> _INSTRUCTIONS FOR THE TASK_: All of the entries below should be returned verbatim, apart from the pictures.
##### DATA EXTRACTS #####
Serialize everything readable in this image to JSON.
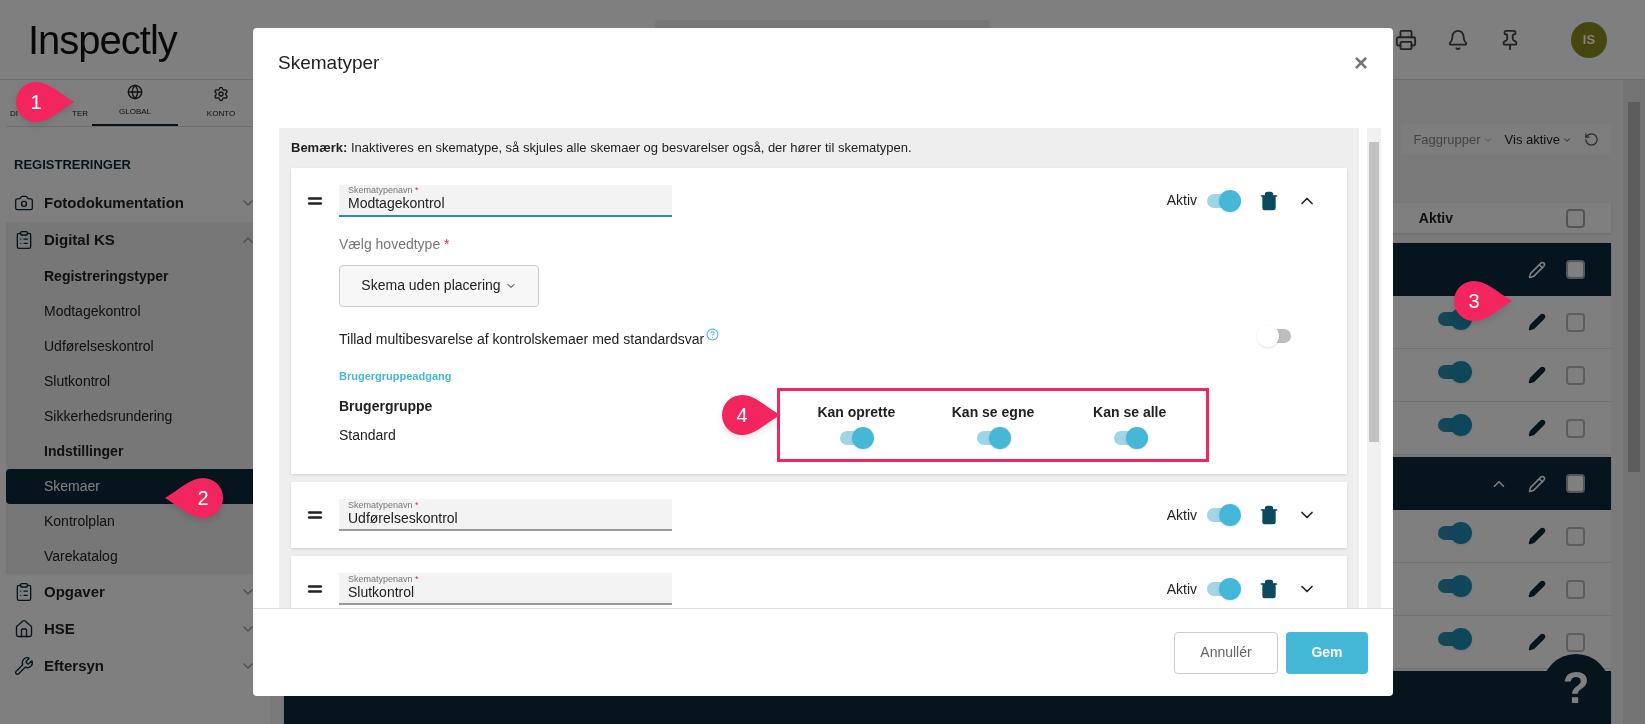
{
  "header": {
    "logo": "Inspectly",
    "avatar": "IS"
  },
  "sidebar": {
    "tabs": [
      {
        "label_parts": [
          "DI",
          "TER"
        ],
        "selected": false
      },
      {
        "label_parts": [
          "GLOBAL"
        ],
        "selected": true
      },
      {
        "label_parts": [
          "KONTO"
        ],
        "selected": false
      }
    ],
    "section": "REGISTRERINGER",
    "items": [
      {
        "label": "Fotodokumentation",
        "expanded": false
      },
      {
        "label": "Digital KS",
        "expanded": true,
        "children": [
          {
            "label": "Registreringstyper",
            "kind": "heading",
            "selected": false
          },
          {
            "label": "Modtagekontrol",
            "kind": "link",
            "selected": false
          },
          {
            "label": "Udførelseskontrol",
            "kind": "link",
            "selected": false
          },
          {
            "label": "Slutkontrol",
            "kind": "link",
            "selected": false
          },
          {
            "label": "Sikkerhedsrundering",
            "kind": "link",
            "selected": false
          },
          {
            "label": "Indstillinger",
            "kind": "heading",
            "selected": false
          },
          {
            "label": "Skemaer",
            "kind": "link",
            "selected": true
          },
          {
            "label": "Kontrolplan",
            "kind": "link",
            "selected": false
          },
          {
            "label": "Varekatalog",
            "kind": "link",
            "selected": false
          }
        ]
      },
      {
        "label": "Opgaver",
        "expanded": false
      },
      {
        "label": "HSE",
        "expanded": false
      },
      {
        "label": "Eftersyn",
        "expanded": false
      }
    ]
  },
  "filters": [
    {
      "label": "Faggrupper",
      "strong": false
    },
    {
      "label": "Vis aktive",
      "strong": true
    }
  ],
  "table": {
    "column": "Aktiv",
    "all_checked": false,
    "rows": [
      {
        "kind": "group",
        "expanded": false,
        "checked": false
      },
      {
        "kind": "item",
        "active": true,
        "checked": false
      },
      {
        "kind": "item",
        "active": true,
        "checked": false
      },
      {
        "kind": "item",
        "active": true,
        "checked": false
      },
      {
        "kind": "group",
        "expanded": true,
        "checked": false
      },
      {
        "kind": "item",
        "active": true,
        "checked": false
      },
      {
        "kind": "item",
        "active": true,
        "checked": false
      },
      {
        "kind": "item",
        "active": true,
        "checked": false
      },
      {
        "kind": "group",
        "expanded": false
      }
    ]
  },
  "help": "?",
  "modal": {
    "title": "Skematyper",
    "close": "×",
    "note": "**Bemærk:** Inaktiveres en skematype, så skjules alle skemaer og besvarelser også, der hører til skematypen.",
    "types": [
      {
        "field_label": "Skematypenavn",
        "required_mark": "*",
        "value": "Modtagekontrol",
        "focused": true,
        "active_label": "Aktiv",
        "active": true,
        "expanded": true,
        "main_type_label": "Vælg hovedtype",
        "main_type_required": "*",
        "main_type": "Skema uden placering",
        "multi_label": "Tillad multibesvarelse af kontrolskemaer med standardsvar",
        "multi_on": false,
        "access_heading": "Brugergruppeadgang",
        "group_column": "Brugergruppe",
        "permission_columns": [
          "Kan oprette",
          "Kan se egne",
          "Kan se alle"
        ],
        "groups": [
          {
            "name": "Standard",
            "permissions": [
              true,
              true,
              true
            ]
          }
        ]
      },
      {
        "field_label": "Skematypenavn",
        "required_mark": "*",
        "value": "Udførelseskontrol",
        "focused": false,
        "active_label": "Aktiv",
        "active": true,
        "expanded": false
      },
      {
        "field_label": "Skematypenavn",
        "required_mark": "*",
        "value": "Slutkontrol",
        "focused": false,
        "active_label": "Aktiv",
        "active": true,
        "expanded": false
      }
    ],
    "cancel": "Annullér",
    "save": "Gem"
  },
  "callouts": [
    "1",
    "2",
    "3",
    "4"
  ]
}
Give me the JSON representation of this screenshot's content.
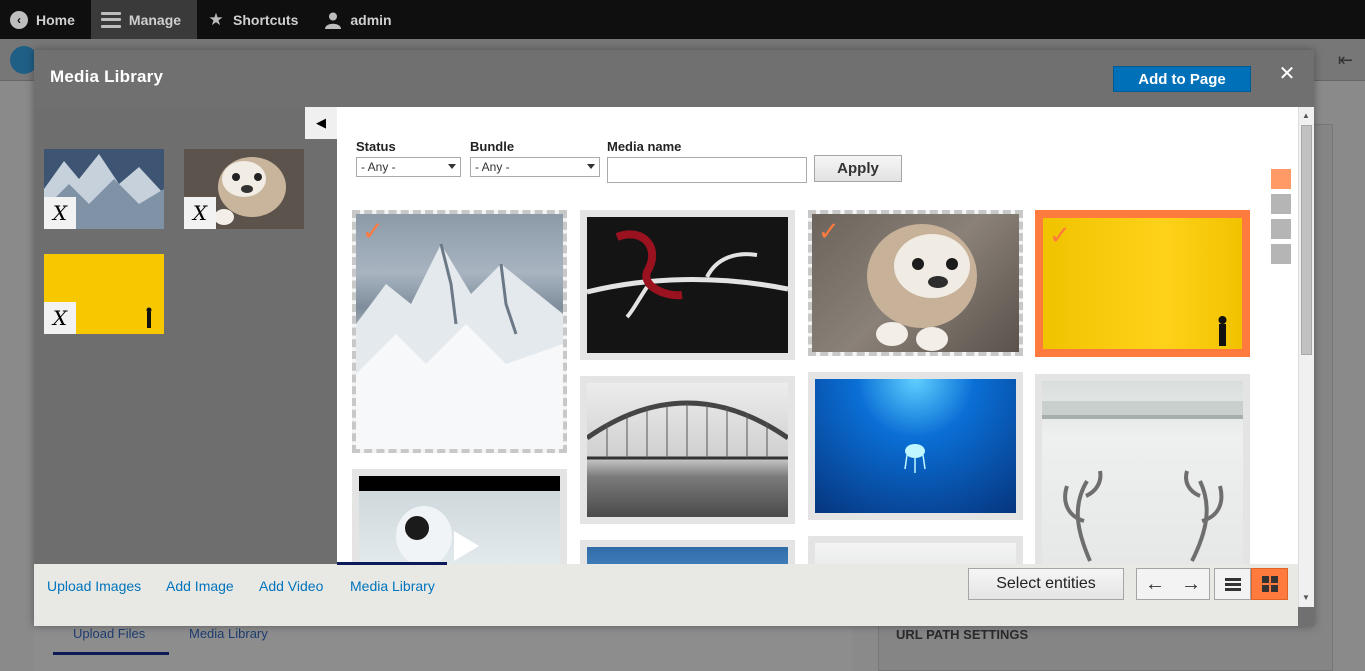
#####
> _SOLUTION TO THE EXERCISE_:
Serialize everything readable in this image to JSON.
{
  "header": {
    "logo": "Inspectly",
    "avatar": "IS"
  },
  "sidebar": {
    "tabs": [
      {
        "label_parts": [
          "DI",
          "TER"
        ],
        "selected": false
      },
      {
        "label_parts": [
          "GLOBAL"
        ],
        "selected": true
      },
      {
        "label_parts": [
          "KONTO"
        ],
        "selected": false
      }
    ],
    "section": "REGISTRERINGER",
    "items": [
      {
        "label": "Fotodokumentation",
        "expanded": false
      },
      {
        "label": "Digital KS",
        "expanded": true,
        "children": [
          {
            "label": "Registreringstyper",
            "kind": "heading",
            "selected": false
          },
          {
            "label": "Modtagekontrol",
            "kind": "link",
            "selected": false
          },
          {
            "label": "Udførelseskontrol",
            "kind": "link",
            "selected": false
          },
          {
            "label": "Slutkontrol",
            "kind": "link",
            "selected": false
          },
          {
            "label": "Sikkerhedsrundering",
            "kind": "link",
            "selected": false
          },
          {
            "label": "Indstillinger",
            "kind": "heading",
            "selected": false
          },
          {
            "label": "Skemaer",
            "kind": "link",
            "selected": true
          },
          {
            "label": "Kontrolplan",
            "kind": "link",
            "selected": false
          },
          {
            "label": "Varekatalog",
            "kind": "link",
            "selected": false
          }
        ]
      },
      {
        "label": "Opgaver",
        "expanded": false
      },
      {
        "label": "HSE",
        "expanded": false
      },
      {
        "label": "Eftersyn",
        "expanded": false
      }
    ]
  },
  "filters": [
    {
      "label": "Faggrupper",
      "strong": false
    },
    {
      "label": "Vis aktive",
      "strong": true
    }
  ],
  "table": {
    "column": "Aktiv",
    "all_checked": false,
    "rows": [
      {
        "kind": "group",
        "expanded": false,
        "checked": false
      },
      {
        "kind": "item",
        "active": true,
        "checked": false
      },
      {
        "kind": "item",
        "active": true,
        "checked": false
      },
      {
        "kind": "item",
        "active": true,
        "checked": false
      },
      {
        "kind": "group",
        "expanded": true,
        "checked": false
      },
      {
        "kind": "item",
        "active": true,
        "checked": false
      },
      {
        "kind": "item",
        "active": true,
        "checked": false
      },
      {
        "kind": "item",
        "active": true,
        "checked": false
      },
      {
        "kind": "group",
        "expanded": false
      }
    ]
  },
  "help": "?",
  "modal": {
    "title": "Skematyper",
    "close": "×",
    "note": "**Bemærk:** Inaktiveres en skematype, så skjules alle skemaer og besvarelser også, der hører til skematypen.",
    "types": [
      {
        "field_label": "Skematypenavn",
        "required_mark": "*",
        "value": "Modtagekontrol",
        "focused": true,
        "active_label": "Aktiv",
        "active": true,
        "expanded": true,
        "main_type_label": "Vælg hovedtype",
        "main_type_required": "*",
        "main_type": "Skema uden placering",
        "multi_label": "Tillad multibesvarelse af kontrolskemaer med standardsvar",
        "multi_on": false,
        "access_heading": "Brugergruppeadgang",
        "group_column": "Brugergruppe",
        "permission_columns": [
          "Kan oprette",
          "Kan se egne",
          "Kan se alle"
        ],
        "groups": [
          {
            "name": "Standard",
            "permissions": [
              true,
              true,
              true
            ]
          }
        ]
      },
      {
        "field_label": "Skematypenavn",
        "required_mark": "*",
        "value": "Udførelseskontrol",
        "focused": false,
        "active_label": "Aktiv",
        "active": true,
        "expanded": false
      },
      {
        "field_label": "Skematypenavn",
        "required_mark": "*",
        "value": "Slutkontrol",
        "focused": false,
        "active_label": "Aktiv",
        "active": true,
        "expanded": false
      }
    ],
    "cancel": "Annullér",
    "save": "Gem"
  },
  "callouts": [
    "1",
    "2",
    "3",
    "4"
  ]
}
Give me the JSON representation of this screenshot's content.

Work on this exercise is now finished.